-- AIM OF THE EXERCISE --
When you return the data, keep every word exact and include none of the images.

-- RECORD EXTRACTS --
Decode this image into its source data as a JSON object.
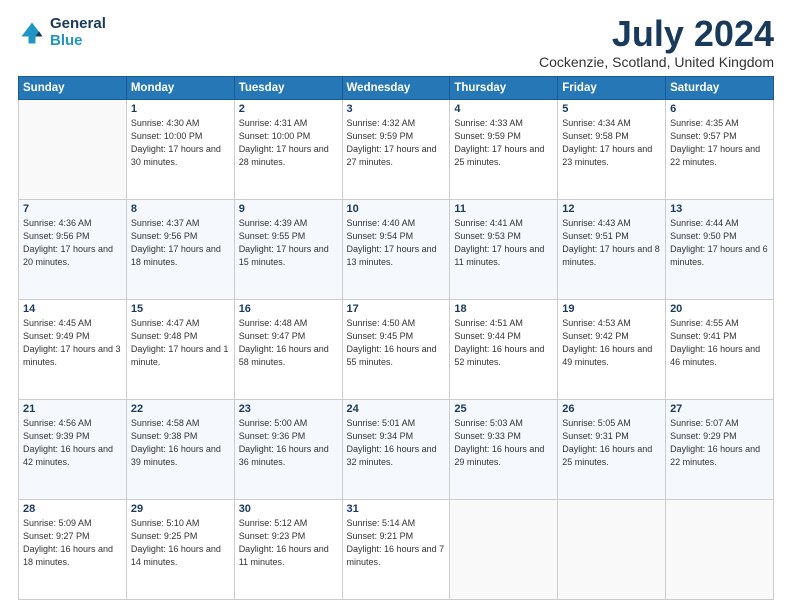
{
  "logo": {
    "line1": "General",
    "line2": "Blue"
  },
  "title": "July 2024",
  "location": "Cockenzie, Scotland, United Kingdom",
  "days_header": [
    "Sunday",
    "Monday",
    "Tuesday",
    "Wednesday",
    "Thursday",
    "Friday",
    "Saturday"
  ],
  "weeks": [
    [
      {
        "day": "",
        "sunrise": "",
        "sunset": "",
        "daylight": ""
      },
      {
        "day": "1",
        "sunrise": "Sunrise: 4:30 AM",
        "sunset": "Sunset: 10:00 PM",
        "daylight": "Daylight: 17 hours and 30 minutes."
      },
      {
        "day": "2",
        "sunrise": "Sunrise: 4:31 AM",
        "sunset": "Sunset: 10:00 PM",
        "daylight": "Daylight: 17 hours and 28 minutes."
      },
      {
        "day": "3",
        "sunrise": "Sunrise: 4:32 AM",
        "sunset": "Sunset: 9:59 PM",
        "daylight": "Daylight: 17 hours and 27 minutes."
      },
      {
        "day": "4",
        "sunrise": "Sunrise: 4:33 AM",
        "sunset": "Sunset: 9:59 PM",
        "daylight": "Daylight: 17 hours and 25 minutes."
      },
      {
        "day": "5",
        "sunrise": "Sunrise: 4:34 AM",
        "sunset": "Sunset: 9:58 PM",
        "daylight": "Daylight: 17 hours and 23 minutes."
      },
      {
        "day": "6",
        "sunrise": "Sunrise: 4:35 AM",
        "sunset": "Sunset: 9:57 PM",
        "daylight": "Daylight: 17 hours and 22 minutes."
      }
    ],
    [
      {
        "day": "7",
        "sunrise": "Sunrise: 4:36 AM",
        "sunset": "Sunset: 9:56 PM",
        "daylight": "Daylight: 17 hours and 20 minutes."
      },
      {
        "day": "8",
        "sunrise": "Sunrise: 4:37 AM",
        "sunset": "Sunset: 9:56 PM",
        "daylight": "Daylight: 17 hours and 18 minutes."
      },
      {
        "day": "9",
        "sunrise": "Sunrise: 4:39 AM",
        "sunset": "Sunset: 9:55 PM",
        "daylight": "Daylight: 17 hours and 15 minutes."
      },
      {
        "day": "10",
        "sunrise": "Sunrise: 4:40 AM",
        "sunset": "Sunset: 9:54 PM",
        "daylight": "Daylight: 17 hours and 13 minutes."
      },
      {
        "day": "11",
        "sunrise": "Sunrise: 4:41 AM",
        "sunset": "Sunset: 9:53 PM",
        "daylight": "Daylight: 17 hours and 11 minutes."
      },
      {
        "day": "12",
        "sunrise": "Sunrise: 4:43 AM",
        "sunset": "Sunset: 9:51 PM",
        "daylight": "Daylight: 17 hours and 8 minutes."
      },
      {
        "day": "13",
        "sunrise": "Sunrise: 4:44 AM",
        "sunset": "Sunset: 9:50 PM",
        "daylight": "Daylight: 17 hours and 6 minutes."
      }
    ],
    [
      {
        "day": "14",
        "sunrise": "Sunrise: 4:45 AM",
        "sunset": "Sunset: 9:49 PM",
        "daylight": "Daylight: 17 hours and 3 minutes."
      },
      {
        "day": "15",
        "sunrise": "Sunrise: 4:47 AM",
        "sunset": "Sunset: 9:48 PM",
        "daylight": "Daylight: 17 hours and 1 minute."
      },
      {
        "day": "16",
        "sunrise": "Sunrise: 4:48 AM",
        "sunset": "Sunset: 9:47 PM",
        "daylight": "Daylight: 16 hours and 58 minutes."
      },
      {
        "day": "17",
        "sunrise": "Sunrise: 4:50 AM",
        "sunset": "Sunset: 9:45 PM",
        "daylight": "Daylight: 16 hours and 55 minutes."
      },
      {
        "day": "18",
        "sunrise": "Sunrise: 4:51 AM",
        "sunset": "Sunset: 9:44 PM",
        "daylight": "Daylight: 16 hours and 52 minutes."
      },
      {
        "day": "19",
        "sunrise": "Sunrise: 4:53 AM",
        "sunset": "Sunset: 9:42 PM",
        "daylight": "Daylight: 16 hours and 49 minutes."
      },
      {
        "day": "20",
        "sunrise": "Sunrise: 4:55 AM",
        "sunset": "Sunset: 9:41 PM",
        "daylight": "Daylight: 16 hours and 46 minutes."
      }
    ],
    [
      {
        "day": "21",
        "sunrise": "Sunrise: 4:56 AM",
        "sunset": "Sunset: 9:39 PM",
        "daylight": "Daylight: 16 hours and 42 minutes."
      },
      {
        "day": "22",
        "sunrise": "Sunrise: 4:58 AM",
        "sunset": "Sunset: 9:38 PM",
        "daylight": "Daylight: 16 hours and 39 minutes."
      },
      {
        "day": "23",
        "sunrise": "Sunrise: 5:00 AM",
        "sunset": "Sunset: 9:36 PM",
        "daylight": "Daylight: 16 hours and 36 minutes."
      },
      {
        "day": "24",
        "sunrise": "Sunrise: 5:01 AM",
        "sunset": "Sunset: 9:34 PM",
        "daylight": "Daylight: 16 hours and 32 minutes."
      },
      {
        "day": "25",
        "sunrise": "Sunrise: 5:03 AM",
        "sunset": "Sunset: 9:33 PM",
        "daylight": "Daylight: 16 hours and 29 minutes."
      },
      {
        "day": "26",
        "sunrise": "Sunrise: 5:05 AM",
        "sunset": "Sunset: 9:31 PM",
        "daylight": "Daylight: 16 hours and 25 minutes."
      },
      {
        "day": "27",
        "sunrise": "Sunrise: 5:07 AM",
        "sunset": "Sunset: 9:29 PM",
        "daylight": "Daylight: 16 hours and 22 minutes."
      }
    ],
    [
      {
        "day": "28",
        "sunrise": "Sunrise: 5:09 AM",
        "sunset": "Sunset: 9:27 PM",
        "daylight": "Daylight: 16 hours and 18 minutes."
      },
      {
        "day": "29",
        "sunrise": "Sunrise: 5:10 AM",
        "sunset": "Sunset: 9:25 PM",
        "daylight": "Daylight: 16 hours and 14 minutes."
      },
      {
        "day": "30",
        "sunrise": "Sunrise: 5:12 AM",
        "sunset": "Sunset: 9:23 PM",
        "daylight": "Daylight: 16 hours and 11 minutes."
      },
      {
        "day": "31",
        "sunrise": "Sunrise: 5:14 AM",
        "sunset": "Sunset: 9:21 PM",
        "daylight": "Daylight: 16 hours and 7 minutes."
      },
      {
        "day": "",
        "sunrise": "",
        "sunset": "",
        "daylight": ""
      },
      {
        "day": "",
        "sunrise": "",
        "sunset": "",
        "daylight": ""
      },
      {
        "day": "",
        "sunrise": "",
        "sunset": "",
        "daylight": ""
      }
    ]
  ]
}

-- SOLUTION TO THE PROBLEM --
Decode this image into its source data as a JSON object.
{
  "logo": {
    "line1": "General",
    "line2": "Blue"
  },
  "title": "July 2024",
  "location": "Cockenzie, Scotland, United Kingdom",
  "days_header": [
    "Sunday",
    "Monday",
    "Tuesday",
    "Wednesday",
    "Thursday",
    "Friday",
    "Saturday"
  ],
  "weeks": [
    [
      {
        "day": "",
        "sunrise": "",
        "sunset": "",
        "daylight": ""
      },
      {
        "day": "1",
        "sunrise": "Sunrise: 4:30 AM",
        "sunset": "Sunset: 10:00 PM",
        "daylight": "Daylight: 17 hours and 30 minutes."
      },
      {
        "day": "2",
        "sunrise": "Sunrise: 4:31 AM",
        "sunset": "Sunset: 10:00 PM",
        "daylight": "Daylight: 17 hours and 28 minutes."
      },
      {
        "day": "3",
        "sunrise": "Sunrise: 4:32 AM",
        "sunset": "Sunset: 9:59 PM",
        "daylight": "Daylight: 17 hours and 27 minutes."
      },
      {
        "day": "4",
        "sunrise": "Sunrise: 4:33 AM",
        "sunset": "Sunset: 9:59 PM",
        "daylight": "Daylight: 17 hours and 25 minutes."
      },
      {
        "day": "5",
        "sunrise": "Sunrise: 4:34 AM",
        "sunset": "Sunset: 9:58 PM",
        "daylight": "Daylight: 17 hours and 23 minutes."
      },
      {
        "day": "6",
        "sunrise": "Sunrise: 4:35 AM",
        "sunset": "Sunset: 9:57 PM",
        "daylight": "Daylight: 17 hours and 22 minutes."
      }
    ],
    [
      {
        "day": "7",
        "sunrise": "Sunrise: 4:36 AM",
        "sunset": "Sunset: 9:56 PM",
        "daylight": "Daylight: 17 hours and 20 minutes."
      },
      {
        "day": "8",
        "sunrise": "Sunrise: 4:37 AM",
        "sunset": "Sunset: 9:56 PM",
        "daylight": "Daylight: 17 hours and 18 minutes."
      },
      {
        "day": "9",
        "sunrise": "Sunrise: 4:39 AM",
        "sunset": "Sunset: 9:55 PM",
        "daylight": "Daylight: 17 hours and 15 minutes."
      },
      {
        "day": "10",
        "sunrise": "Sunrise: 4:40 AM",
        "sunset": "Sunset: 9:54 PM",
        "daylight": "Daylight: 17 hours and 13 minutes."
      },
      {
        "day": "11",
        "sunrise": "Sunrise: 4:41 AM",
        "sunset": "Sunset: 9:53 PM",
        "daylight": "Daylight: 17 hours and 11 minutes."
      },
      {
        "day": "12",
        "sunrise": "Sunrise: 4:43 AM",
        "sunset": "Sunset: 9:51 PM",
        "daylight": "Daylight: 17 hours and 8 minutes."
      },
      {
        "day": "13",
        "sunrise": "Sunrise: 4:44 AM",
        "sunset": "Sunset: 9:50 PM",
        "daylight": "Daylight: 17 hours and 6 minutes."
      }
    ],
    [
      {
        "day": "14",
        "sunrise": "Sunrise: 4:45 AM",
        "sunset": "Sunset: 9:49 PM",
        "daylight": "Daylight: 17 hours and 3 minutes."
      },
      {
        "day": "15",
        "sunrise": "Sunrise: 4:47 AM",
        "sunset": "Sunset: 9:48 PM",
        "daylight": "Daylight: 17 hours and 1 minute."
      },
      {
        "day": "16",
        "sunrise": "Sunrise: 4:48 AM",
        "sunset": "Sunset: 9:47 PM",
        "daylight": "Daylight: 16 hours and 58 minutes."
      },
      {
        "day": "17",
        "sunrise": "Sunrise: 4:50 AM",
        "sunset": "Sunset: 9:45 PM",
        "daylight": "Daylight: 16 hours and 55 minutes."
      },
      {
        "day": "18",
        "sunrise": "Sunrise: 4:51 AM",
        "sunset": "Sunset: 9:44 PM",
        "daylight": "Daylight: 16 hours and 52 minutes."
      },
      {
        "day": "19",
        "sunrise": "Sunrise: 4:53 AM",
        "sunset": "Sunset: 9:42 PM",
        "daylight": "Daylight: 16 hours and 49 minutes."
      },
      {
        "day": "20",
        "sunrise": "Sunrise: 4:55 AM",
        "sunset": "Sunset: 9:41 PM",
        "daylight": "Daylight: 16 hours and 46 minutes."
      }
    ],
    [
      {
        "day": "21",
        "sunrise": "Sunrise: 4:56 AM",
        "sunset": "Sunset: 9:39 PM",
        "daylight": "Daylight: 16 hours and 42 minutes."
      },
      {
        "day": "22",
        "sunrise": "Sunrise: 4:58 AM",
        "sunset": "Sunset: 9:38 PM",
        "daylight": "Daylight: 16 hours and 39 minutes."
      },
      {
        "day": "23",
        "sunrise": "Sunrise: 5:00 AM",
        "sunset": "Sunset: 9:36 PM",
        "daylight": "Daylight: 16 hours and 36 minutes."
      },
      {
        "day": "24",
        "sunrise": "Sunrise: 5:01 AM",
        "sunset": "Sunset: 9:34 PM",
        "daylight": "Daylight: 16 hours and 32 minutes."
      },
      {
        "day": "25",
        "sunrise": "Sunrise: 5:03 AM",
        "sunset": "Sunset: 9:33 PM",
        "daylight": "Daylight: 16 hours and 29 minutes."
      },
      {
        "day": "26",
        "sunrise": "Sunrise: 5:05 AM",
        "sunset": "Sunset: 9:31 PM",
        "daylight": "Daylight: 16 hours and 25 minutes."
      },
      {
        "day": "27",
        "sunrise": "Sunrise: 5:07 AM",
        "sunset": "Sunset: 9:29 PM",
        "daylight": "Daylight: 16 hours and 22 minutes."
      }
    ],
    [
      {
        "day": "28",
        "sunrise": "Sunrise: 5:09 AM",
        "sunset": "Sunset: 9:27 PM",
        "daylight": "Daylight: 16 hours and 18 minutes."
      },
      {
        "day": "29",
        "sunrise": "Sunrise: 5:10 AM",
        "sunset": "Sunset: 9:25 PM",
        "daylight": "Daylight: 16 hours and 14 minutes."
      },
      {
        "day": "30",
        "sunrise": "Sunrise: 5:12 AM",
        "sunset": "Sunset: 9:23 PM",
        "daylight": "Daylight: 16 hours and 11 minutes."
      },
      {
        "day": "31",
        "sunrise": "Sunrise: 5:14 AM",
        "sunset": "Sunset: 9:21 PM",
        "daylight": "Daylight: 16 hours and 7 minutes."
      },
      {
        "day": "",
        "sunrise": "",
        "sunset": "",
        "daylight": ""
      },
      {
        "day": "",
        "sunrise": "",
        "sunset": "",
        "daylight": ""
      },
      {
        "day": "",
        "sunrise": "",
        "sunset": "",
        "daylight": ""
      }
    ]
  ]
}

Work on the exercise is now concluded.